Before I closed up the weaker hive, I covered the top of the inner cover with some strained honey from a prior year, since there does not appear to be enough field bees to forage enough to build the population. There was lots of lovely sealed brood, and once the current nurse bees mature into field bees, the population will take off.

The other hive is looking much stronger. that one got two supers of undrawn foundation to work on. The other colony (2 deeps) was very mild, which didn't surprise me given how weak it is, but this one was also mild, which means I should be able to work them well into the season without gear. I arranged the cork stoppers so that the opening in the box where the brood nests is sitting is dark (the queens like to lay in the dark, I am told), and ventilation above and below. There is a good enough population to defend that many entrances from robbers.

I'm not using an excluder this year. Mine have lots of waxes over the grid that I haven't had time to clean off, and I think that wax may discourage the workers from bringing the honey up to the supers. I'll have to watch the brood boxes to make sure the queen have room to keep building population, which will require a lot more lifting, but it will be a nice problem to have if it encourages bees to collect surplus!


Sel and Poivre said...

I just hopped over here from Modeknit - I so admire your keeping bees! I read the Beekeepers' Pupil last summer and finished it wanting to have hives in the yard even more than I had before!

I do have resident bumble bees and I plant the garden with bees in mind but that's as close as I can come.

I'll be back to follow along with your adventures!

beegirl said...

Thanks for stopping by! Isn't Annie a love? I'm so glad she moved to St. Paul!


twinsetellen said...

Naughty, Kathy, or nonobservant Ellen, I'm not sure which of us deserves a scolding, but my daughter just informed me of your charming blog. I am so jazzed to get intimate with your bees. But you shall have to endure many hours of knitting penance to make up for not telling me yourself that you have a blog! And I will knit in penance with you for not noticing it via the comments on other blogs.

beegirl said...

Ellen, I haven't actually told any one. Any visits have been because of comments on other sites. I started this when Portia was dying, and then just lost heart until I saw you having so much fun!

Catherine said...

Kathy finally came out as a blogger to me this morning. So I head for the blog, thinking she started a few months ago, and I find she's been writing in this blog for THREE YEARS!


I'm one of the farmers who 'hosts' Kathy's bees, and when she comes to the house to visit, she gives me a two sentence summary of what's up with the bees, then somehow steers the conversation to me and I happily blather on for hours.

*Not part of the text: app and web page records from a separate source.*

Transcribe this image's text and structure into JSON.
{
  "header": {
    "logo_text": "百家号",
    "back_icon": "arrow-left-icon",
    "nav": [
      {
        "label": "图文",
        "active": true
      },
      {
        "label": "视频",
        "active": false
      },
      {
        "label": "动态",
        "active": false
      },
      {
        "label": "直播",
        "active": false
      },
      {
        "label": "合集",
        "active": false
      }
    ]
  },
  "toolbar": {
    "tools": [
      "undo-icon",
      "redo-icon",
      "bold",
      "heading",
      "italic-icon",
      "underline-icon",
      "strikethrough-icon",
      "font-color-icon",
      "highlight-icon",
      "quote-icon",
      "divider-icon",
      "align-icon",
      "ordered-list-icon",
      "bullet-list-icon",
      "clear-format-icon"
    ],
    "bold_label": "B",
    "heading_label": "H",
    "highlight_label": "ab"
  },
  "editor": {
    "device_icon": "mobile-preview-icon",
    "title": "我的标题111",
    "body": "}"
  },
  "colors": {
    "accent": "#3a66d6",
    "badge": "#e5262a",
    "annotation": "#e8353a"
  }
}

So, Kath, thanks for FINALLY telling me about your blog. It's a delight to read more about what's going inside those hives...and inside you.

pbird said...

Hi Beegirl! I see today you've posted about the bees...fun to see your colorful boxes and read what's happening.

I've got 3 hives...2 strong, one weak. Two boxes high so far on the strong ones. I gotta check on my girls too, but this weather has been absolutely miserable.

I got stung last time out. Wasn't wearing my head gear or gloves...trying to be brave, ha! So a pack of angry girls practiced their acupuncture on my hands and ear, as if to say, "Listen up: don't go pointing your finger at us!" which is what I innocently did to set them off! They got caught in my hair which was just awful.

Keep in touch!